── The records ──

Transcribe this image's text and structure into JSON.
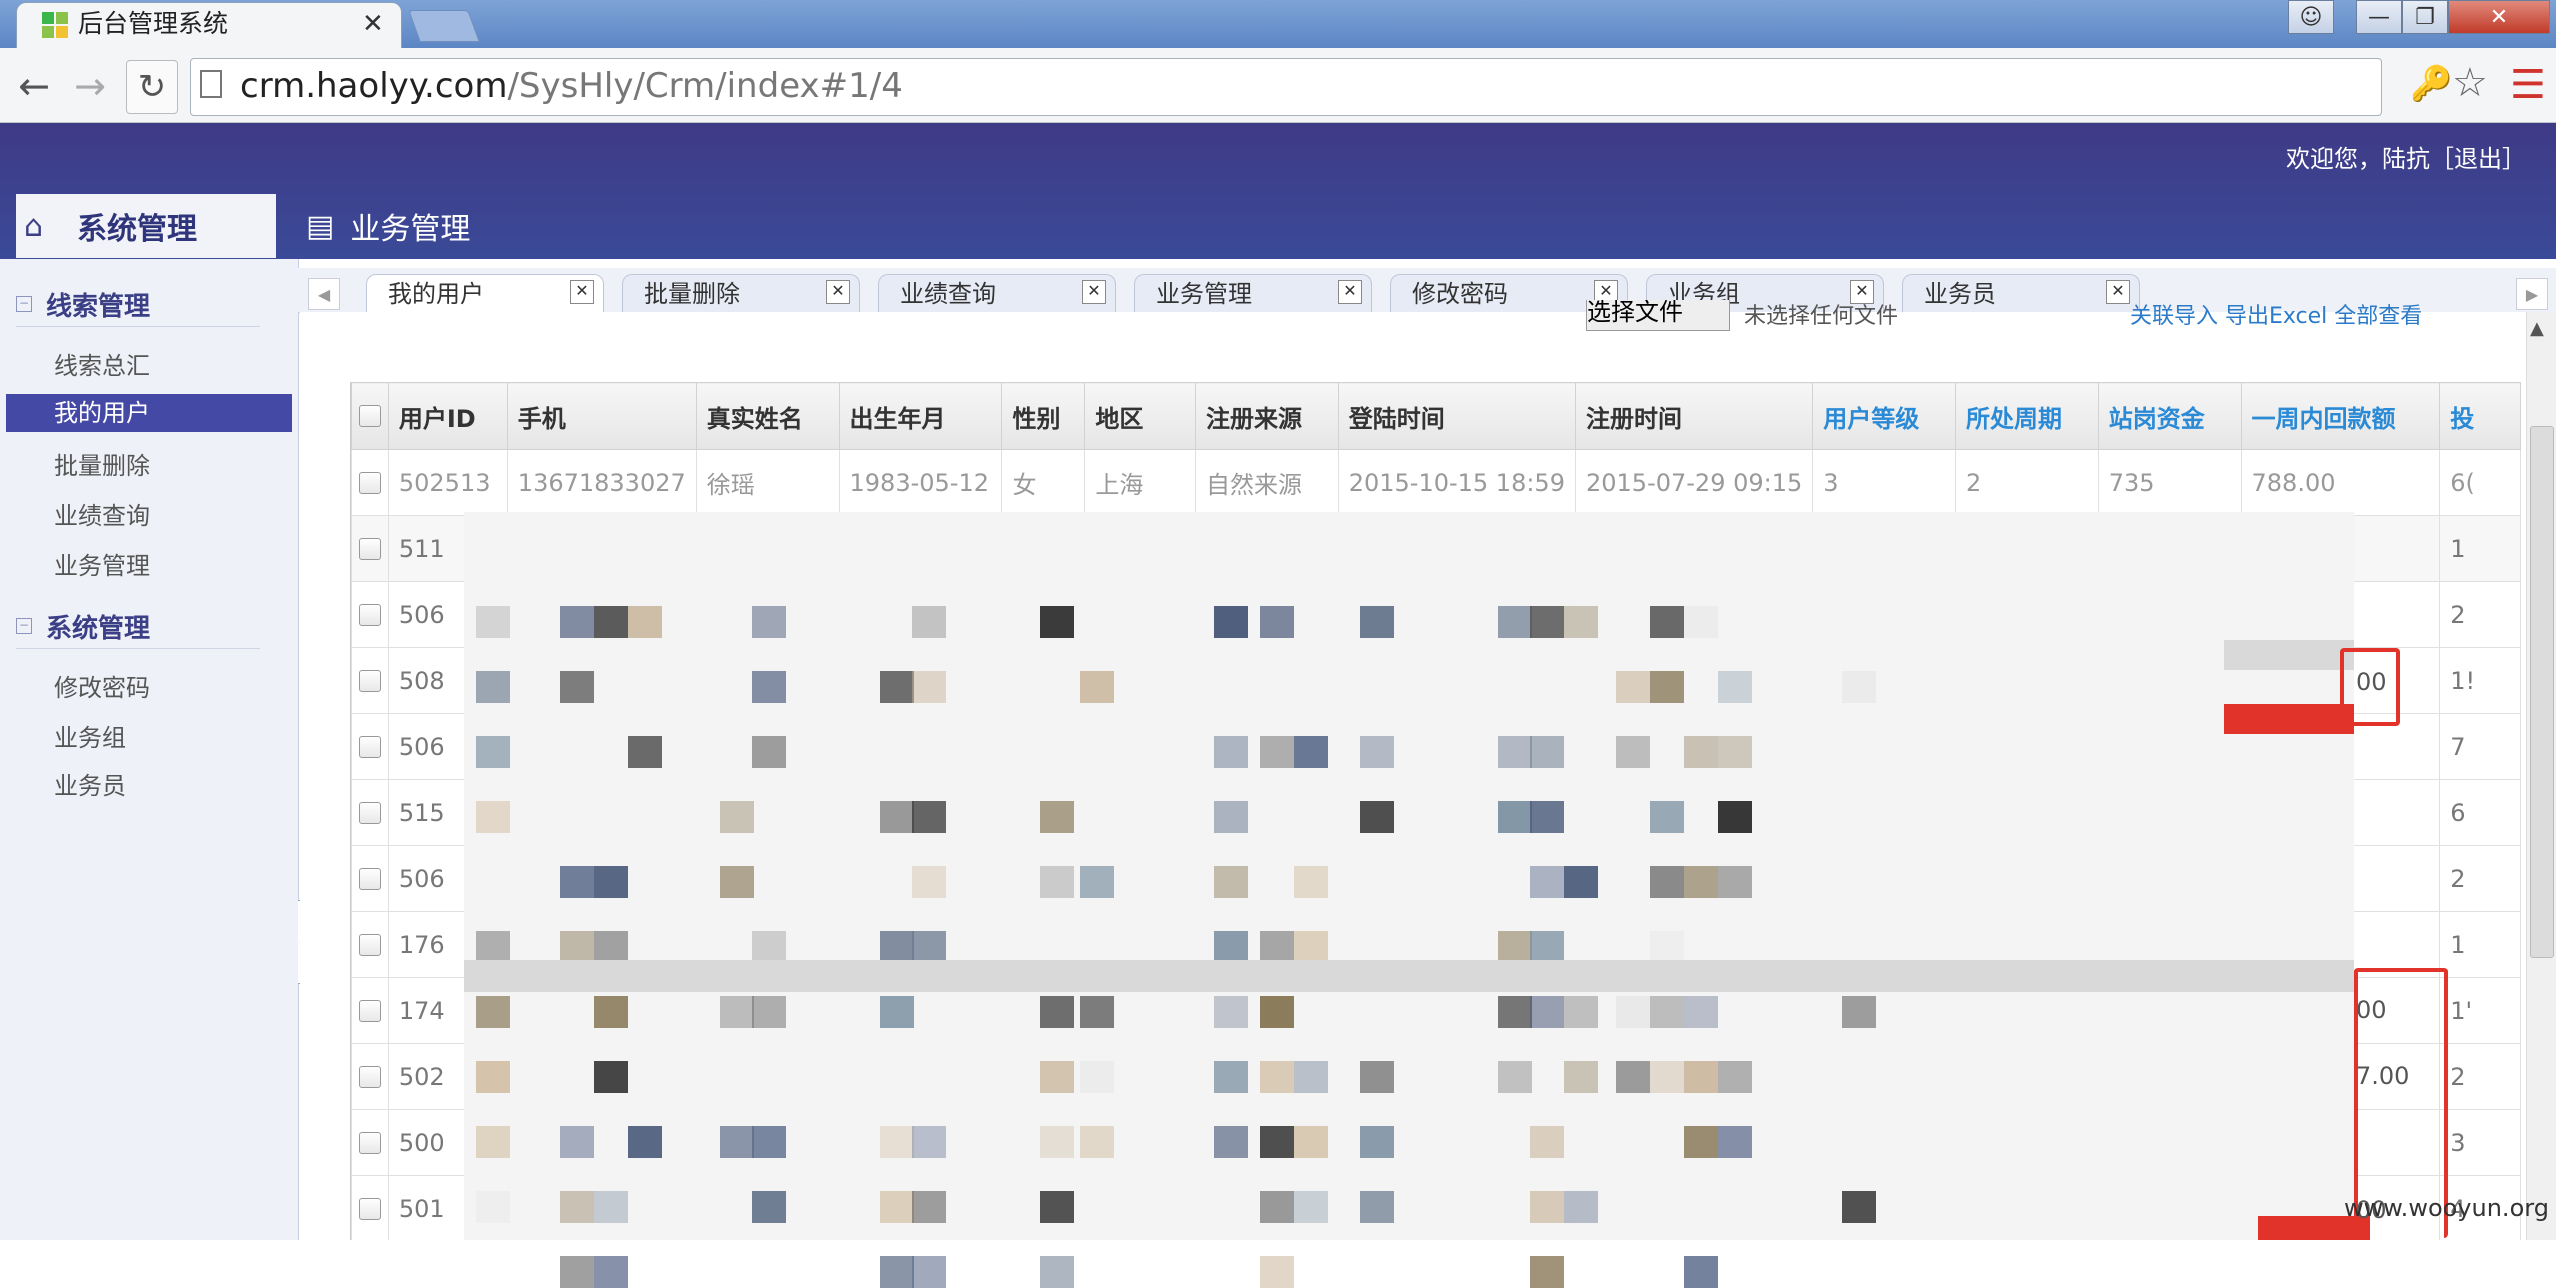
{
  "browser": {
    "tab_title": "后台管理系统",
    "tab_close": "✕",
    "url_host": "crm.haolyy.com",
    "url_path": "/SysHly/Crm/index#1/4"
  },
  "header": {
    "welcome": "欢迎您，陆抗［退出］",
    "nav_system": "系统管理",
    "nav_business": "业务管理"
  },
  "sidebar": {
    "group1": "线索管理",
    "group1_items": [
      "线索总汇",
      "我的用户",
      "批量删除",
      "业绩查询",
      "业务管理"
    ],
    "group2": "系统管理",
    "group2_items": [
      "修改密码",
      "业务组",
      "业务员"
    ]
  },
  "tabs": [
    "我的用户",
    "批量删除",
    "业绩查询",
    "业务管理",
    "修改密码",
    "业务组",
    "业务员"
  ],
  "toolbar": {
    "file_button": "选择文件",
    "file_status": "未选择任何文件",
    "links": "关联导入  导出Excel  全部查看"
  },
  "table": {
    "headers": [
      "用户ID",
      "手机",
      "真实姓名",
      "出生年月",
      "性别",
      "地区",
      "注册来源",
      "登陆时间",
      "注册时间",
      "用户等级",
      "所处周期",
      "站岗资金",
      "一周内回款额",
      "投"
    ],
    "first_row": [
      "502513",
      "13671833027",
      "徐瑶",
      "1983-05-12",
      "女",
      "上海",
      "自然来源",
      "2015-10-15 18:59",
      "2015-07-29 09:15",
      "3",
      "2",
      "735",
      "788.00",
      "6("
    ],
    "row_ids": [
      "511",
      "506",
      "508",
      "506",
      "515",
      "506",
      "176",
      "174",
      "502",
      "500",
      "501"
    ],
    "last_col": [
      "1",
      "2",
      "1!",
      "7",
      "6",
      "2",
      "1",
      "1'",
      "2",
      "3",
      "4"
    ],
    "visible_amounts": {
      "row3": "00",
      "row8": "00",
      "row9": "7.00",
      "row11": "00"
    }
  },
  "watermark": "www.wooyun.org",
  "colors": {
    "header": "#3f3a86",
    "accent_blue": "#2b8ad6",
    "highlight_red": "#e2332b",
    "sidebar_selected": "#4449a5"
  }
}
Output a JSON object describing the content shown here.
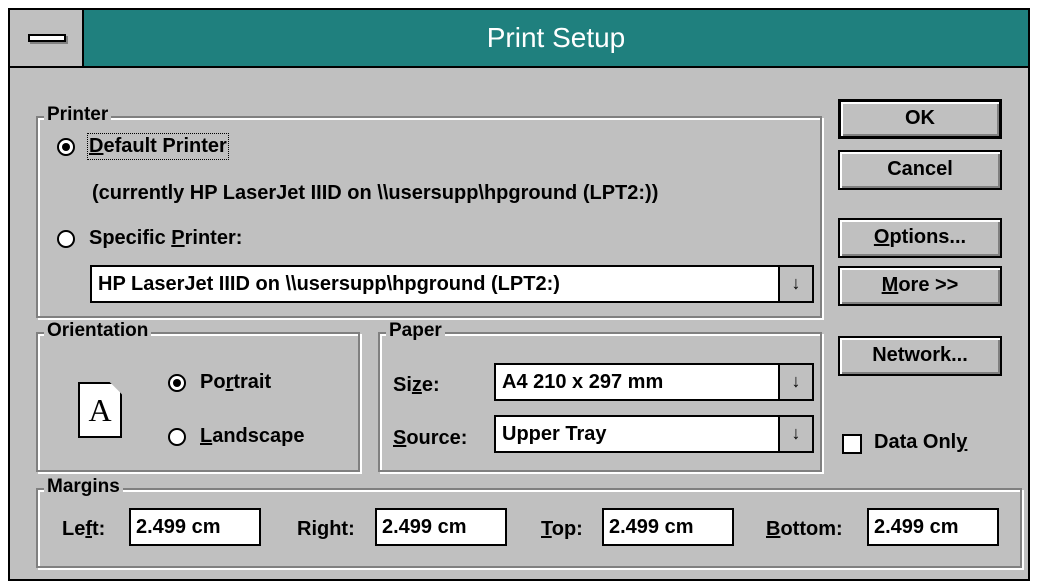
{
  "dialog": {
    "title": "Print Setup"
  },
  "printer": {
    "legend": "Printer",
    "default_pre": "",
    "default_ul": "D",
    "default_post": "efault Printer",
    "current_text": "(currently HP LaserJet IIID on \\\\usersupp\\hpground (LPT2:))",
    "specific_pre": "Specific ",
    "specific_ul": "P",
    "specific_post": "rinter:",
    "specific_value": "HP LaserJet IIID on \\\\usersupp\\hpground (LPT2:)",
    "selected": "default"
  },
  "orientation": {
    "legend": "Orientation",
    "icon_letter": "A",
    "portrait_pre": "Po",
    "portrait_ul": "r",
    "portrait_post": "trait",
    "landscape_pre": "",
    "landscape_ul": "L",
    "landscape_post": "andscape",
    "selected": "portrait"
  },
  "paper": {
    "legend": "Paper",
    "size_pre": "Si",
    "size_ul": "z",
    "size_post": "e:",
    "size_value": "A4 210 x 297 mm",
    "source_pre": "",
    "source_ul": "S",
    "source_post": "ource:",
    "source_value": "Upper Tray"
  },
  "margins": {
    "legend": "Margins",
    "left_pre": "Le",
    "left_ul": "f",
    "left_post": "t:",
    "left_value": "2.499 cm",
    "right_pre": "Ri",
    "right_ul": "g",
    "right_post": "ht:",
    "right_value": "2.499 cm",
    "top_pre": "",
    "top_ul": "T",
    "top_post": "op:",
    "top_value": "2.499 cm",
    "bottom_pre": "",
    "bottom_ul": "B",
    "bottom_post": "ottom:",
    "bottom_value": "2.499 cm"
  },
  "buttons": {
    "ok": "OK",
    "cancel": "Cancel",
    "options_ul": "O",
    "options_post": "ptions...",
    "more_ul": "M",
    "more_post": "ore >>",
    "network": "Network..."
  },
  "data_only": {
    "pre": "Data Onl",
    "ul": "y",
    "checked": false
  },
  "icons": {
    "dropdown": "↓"
  }
}
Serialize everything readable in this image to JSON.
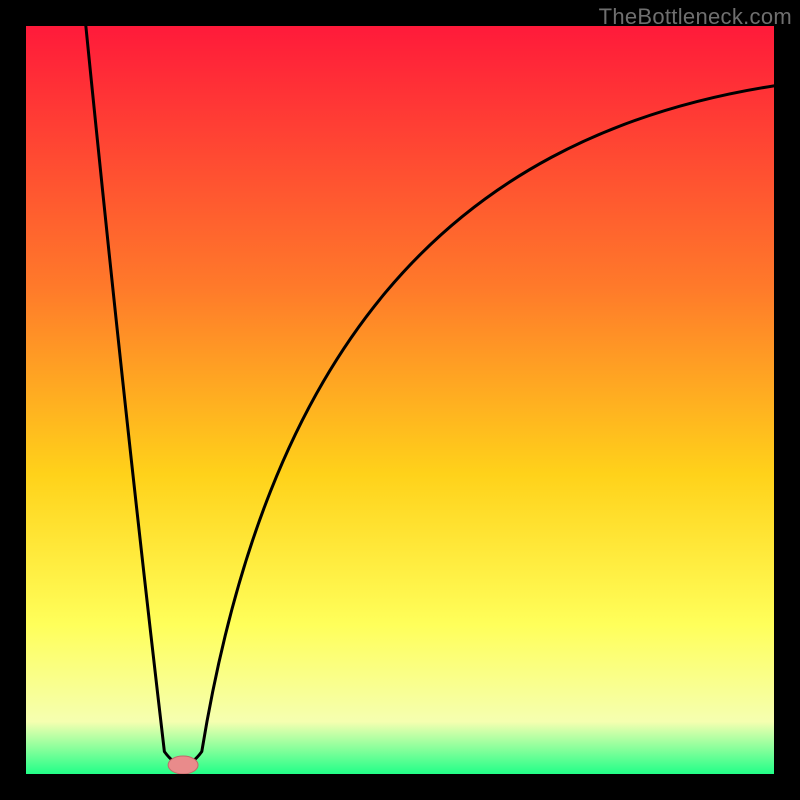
{
  "attribution": "TheBottleneck.com",
  "colors": {
    "frame": "#000000",
    "grad_top": "#ff1a3a",
    "grad_mid1": "#ff7a2a",
    "grad_mid2": "#ffd21a",
    "grad_mid3": "#ffff5a",
    "grad_low": "#f5ffb0",
    "grad_bottom": "#22ff88",
    "curve": "#000000",
    "marker_fill": "#e98b8b",
    "marker_stroke": "#c06a6a"
  },
  "chart_data": {
    "type": "line",
    "title": "",
    "xlabel": "",
    "ylabel": "",
    "xlim": [
      0,
      100
    ],
    "ylim": [
      0,
      100
    ],
    "x_at_min": 20,
    "marker": {
      "x": 21,
      "y": 1.2,
      "rx": 2.0,
      "ry": 1.2
    },
    "left_branch": {
      "x0": 8,
      "y0": 100,
      "x1": 18.5,
      "y1": 3,
      "cx": 13,
      "cy": 50
    },
    "valley": {
      "x0": 18.5,
      "y0": 3,
      "x1": 23.5,
      "y1": 3,
      "cx": 21,
      "cy": -0.5
    },
    "right_branch": {
      "x0": 23.5,
      "y0": 3,
      "c1x": 32,
      "c1y": 55,
      "c2x": 55,
      "c2y": 85,
      "x1": 100,
      "y1": 92
    },
    "gradient_stops": [
      {
        "offset": 0.0,
        "key": "grad_top"
      },
      {
        "offset": 0.35,
        "key": "grad_mid1"
      },
      {
        "offset": 0.6,
        "key": "grad_mid2"
      },
      {
        "offset": 0.8,
        "key": "grad_mid3"
      },
      {
        "offset": 0.93,
        "key": "grad_low"
      },
      {
        "offset": 1.0,
        "key": "grad_bottom"
      }
    ]
  }
}
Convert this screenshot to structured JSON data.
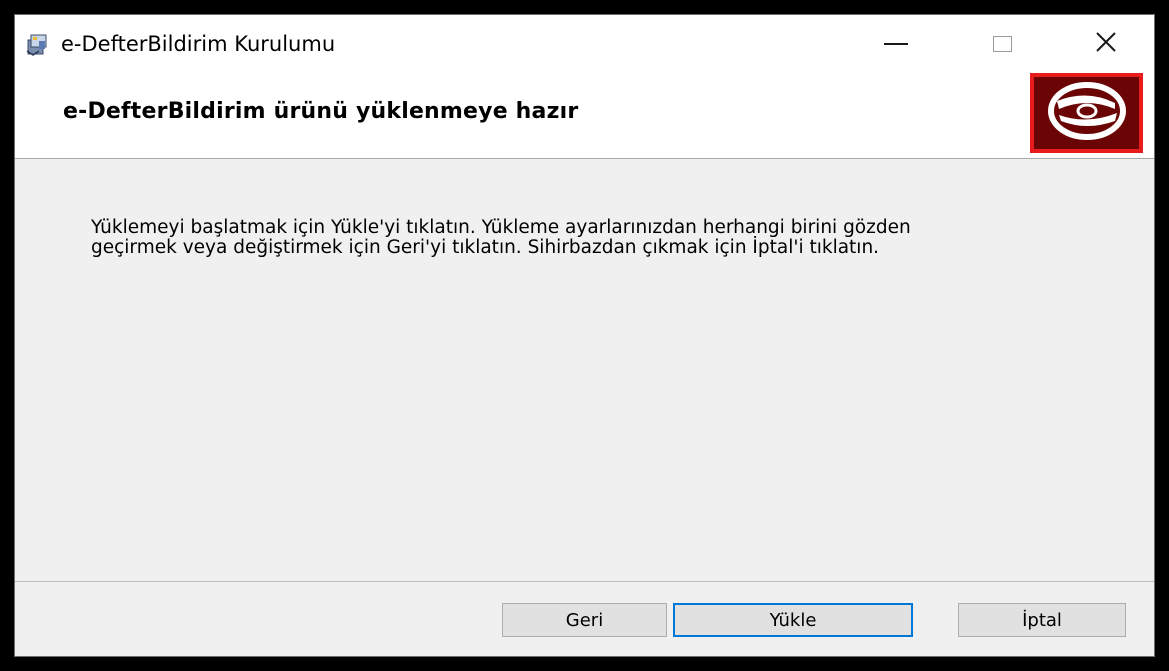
{
  "window": {
    "title": "e-DefterBildirim Kurulumu",
    "app_icon": "installer-box-icon"
  },
  "controls": {
    "minimize_icon": "minimize-icon",
    "maximize_icon": "maximize-icon",
    "close_icon": "close-icon",
    "close_glyph": "✕"
  },
  "header": {
    "title": "e-DefterBildirim ürünü yüklenmeye hazır",
    "banner_icon": "cd-disc-icon",
    "banner_color": "#e81c1c",
    "banner_inner_color": "#6b0505"
  },
  "main": {
    "line1": "Yüklemeyi başlatmak için Yükle'yi tıklatın. Yükleme ayarlarınızdan herhangi birini gözden",
    "line2": "geçirmek veya değiştirmek için Geri'yi tıklatın. Sihirbazdan çıkmak için İptal'i tıklatın."
  },
  "buttons": {
    "back": "Geri",
    "install": "Yükle",
    "cancel": "İptal"
  },
  "colors": {
    "accent": "#0078d7",
    "dialog_bg": "#f0f0f0"
  }
}
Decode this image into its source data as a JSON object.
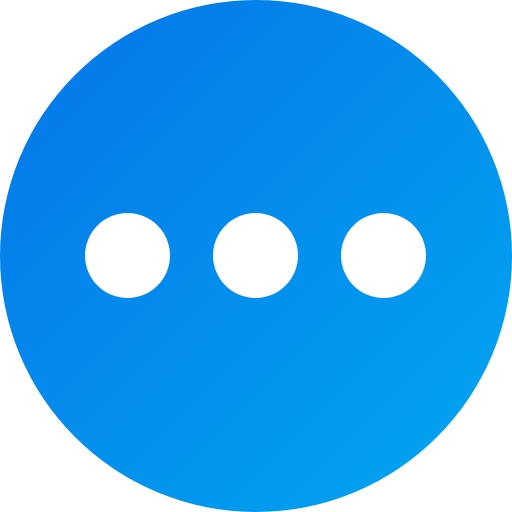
{
  "icon": {
    "name": "more-options-icon",
    "gradient_start": "#0474e8",
    "gradient_end": "#03a7f2",
    "dot_color": "#ffffff",
    "dot_count": 3
  }
}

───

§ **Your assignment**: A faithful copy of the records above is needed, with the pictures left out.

§ **Response for this exercise**:
Transcribe this image's text and structure into JSON.
{
  "browser": {
    "tab_title": "后台管理系统",
    "tab_close": "✕",
    "url_host": "crm.haolyy.com",
    "url_path": "/SysHly/Crm/index#1/4"
  },
  "header": {
    "welcome": "欢迎您，陆抗［退出］",
    "nav_system": "系统管理",
    "nav_business": "业务管理"
  },
  "sidebar": {
    "group1": "线索管理",
    "group1_items": [
      "线索总汇",
      "我的用户",
      "批量删除",
      "业绩查询",
      "业务管理"
    ],
    "group2": "系统管理",
    "group2_items": [
      "修改密码",
      "业务组",
      "业务员"
    ]
  },
  "tabs": [
    "我的用户",
    "批量删除",
    "业绩查询",
    "业务管理",
    "修改密码",
    "业务组",
    "业务员"
  ],
  "toolbar": {
    "file_button": "选择文件",
    "file_status": "未选择任何文件",
    "links": "关联导入  导出Excel  全部查看"
  },
  "table": {
    "headers": [
      "用户ID",
      "手机",
      "真实姓名",
      "出生年月",
      "性别",
      "地区",
      "注册来源",
      "登陆时间",
      "注册时间",
      "用户等级",
      "所处周期",
      "站岗资金",
      "一周内回款额",
      "投"
    ],
    "first_row": [
      "502513",
      "13671833027",
      "徐瑶",
      "1983-05-12",
      "女",
      "上海",
      "自然来源",
      "2015-10-15 18:59",
      "2015-07-29 09:15",
      "3",
      "2",
      "735",
      "788.00",
      "6("
    ],
    "row_ids": [
      "511",
      "506",
      "508",
      "506",
      "515",
      "506",
      "176",
      "174",
      "502",
      "500",
      "501"
    ],
    "last_col": [
      "1",
      "2",
      "1!",
      "7",
      "6",
      "2",
      "1",
      "1'",
      "2",
      "3",
      "4"
    ],
    "visible_amounts": {
      "row3": "00",
      "row8": "00",
      "row9": "7.00",
      "row11": "00"
    }
  },
  "watermark": "www.wooyun.org",
  "colors": {
    "header": "#3f3a86",
    "accent_blue": "#2b8ad6",
    "highlight_red": "#e2332b",
    "sidebar_selected": "#4449a5"
  }
}
Output a JSON object describing the content shown here.
{
  "dialog": {
    "title": "Print Setup"
  },
  "printer": {
    "legend": "Printer",
    "default_pre": "",
    "default_ul": "D",
    "default_post": "efault Printer",
    "current_text": "(currently HP LaserJet IIID on \\\\usersupp\\hpground (LPT2:))",
    "specific_pre": "Specific ",
    "specific_ul": "P",
    "specific_post": "rinter:",
    "specific_value": "HP LaserJet IIID on \\\\usersupp\\hpground (LPT2:)",
    "selected": "default"
  },
  "orientation": {
    "legend": "Orientation",
    "icon_letter": "A",
    "portrait_pre": "Po",
    "portrait_ul": "r",
    "portrait_post": "trait",
    "landscape_pre": "",
    "landscape_ul": "L",
    "landscape_post": "andscape",
    "selected": "portrait"
  },
  "paper": {
    "legend": "Paper",
    "size_pre": "Si",
    "size_ul": "z",
    "size_post": "e:",
    "size_value": "A4 210 x 297 mm",
    "source_pre": "",
    "source_ul": "S",
    "source_post": "ource:",
    "source_value": "Upper Tray"
  },
  "margins": {
    "legend": "Margins",
    "left_pre": "Le",
    "left_ul": "f",
    "left_post": "t:",
    "left_value": "2.499 cm",
    "right_pre": "Ri",
    "right_ul": "g",
    "right_post": "ht:",
    "right_value": "2.499 cm",
    "top_pre": "",
    "top_ul": "T",
    "top_post": "op:",
    "top_value": "2.499 cm",
    "bottom_pre": "",
    "bottom_ul": "B",
    "bottom_post": "ottom:",
    "bottom_value": "2.499 cm"
  },
  "buttons": {
    "ok": "OK",
    "cancel": "Cancel",
    "options_ul": "O",
    "options_post": "ptions...",
    "more_ul": "M",
    "more_post": "ore >>",
    "network": "Network..."
  },
  "data_only": {
    "pre": "Data Onl",
    "ul": "y",
    "checked": false
  },
  "icons": {
    "dropdown": "↓"
  }
}
Serialize everything readable in this image to JSON.
{
  "attribution": "TheBottleneck.com",
  "colors": {
    "frame": "#000000",
    "grad_top": "#ff1a3a",
    "grad_mid1": "#ff7a2a",
    "grad_mid2": "#ffd21a",
    "grad_mid3": "#ffff5a",
    "grad_low": "#f5ffb0",
    "grad_bottom": "#22ff88",
    "curve": "#000000",
    "marker_fill": "#e98b8b",
    "marker_stroke": "#c06a6a"
  },
  "chart_data": {
    "type": "line",
    "title": "",
    "xlabel": "",
    "ylabel": "",
    "xlim": [
      0,
      100
    ],
    "ylim": [
      0,
      100
    ],
    "x_at_min": 20,
    "marker": {
      "x": 21,
      "y": 1.2,
      "rx": 2.0,
      "ry": 1.2
    },
    "left_branch": {
      "x0": 8,
      "y0": 100,
      "x1": 18.5,
      "y1": 3,
      "cx": 13,
      "cy": 50
    },
    "valley": {
      "x0": 18.5,
      "y0": 3,
      "x1": 23.5,
      "y1": 3,
      "cx": 21,
      "cy": -0.5
    },
    "right_branch": {
      "x0": 23.5,
      "y0": 3,
      "c1x": 32,
      "c1y": 55,
      "c2x": 55,
      "c2y": 85,
      "x1": 100,
      "y1": 92
    },
    "gradient_stops": [
      {
        "offset": 0.0,
        "key": "grad_top"
      },
      {
        "offset": 0.35,
        "key": "grad_mid1"
      },
      {
        "offset": 0.6,
        "key": "grad_mid2"
      },
      {
        "offset": 0.8,
        "key": "grad_mid3"
      },
      {
        "offset": 0.93,
        "key": "grad_low"
      },
      {
        "offset": 1.0,
        "key": "grad_bottom"
      }
    ]
  }
}
Convert this screenshot to structured JSON data.
{
  "window": {
    "title": "e-DefterBildirim Kurulumu",
    "app_icon": "installer-box-icon"
  },
  "controls": {
    "minimize_icon": "minimize-icon",
    "maximize_icon": "maximize-icon",
    "close_icon": "close-icon",
    "close_glyph": "✕"
  },
  "header": {
    "title": "e-DefterBildirim ürünü yüklenmeye hazır",
    "banner_icon": "cd-disc-icon",
    "banner_color": "#e81c1c",
    "banner_inner_color": "#6b0505"
  },
  "main": {
    "line1": "Yüklemeyi başlatmak için Yükle'yi tıklatın. Yükleme ayarlarınızdan herhangi birini gözden",
    "line2": "geçirmek veya değiştirmek için Geri'yi tıklatın. Sihirbazdan çıkmak için İptal'i tıklatın."
  },
  "buttons": {
    "back": "Geri",
    "install": "Yükle",
    "cancel": "İptal"
  },
  "colors": {
    "accent": "#0078d7",
    "dialog_bg": "#f0f0f0"
  }
}
Decode this image into its source data as a JSON object.
{
  "icon": {
    "name": "more-options-icon",
    "gradient_start": "#0474e8",
    "gradient_end": "#03a7f2",
    "dot_color": "#ffffff",
    "dot_count": 3
  }
}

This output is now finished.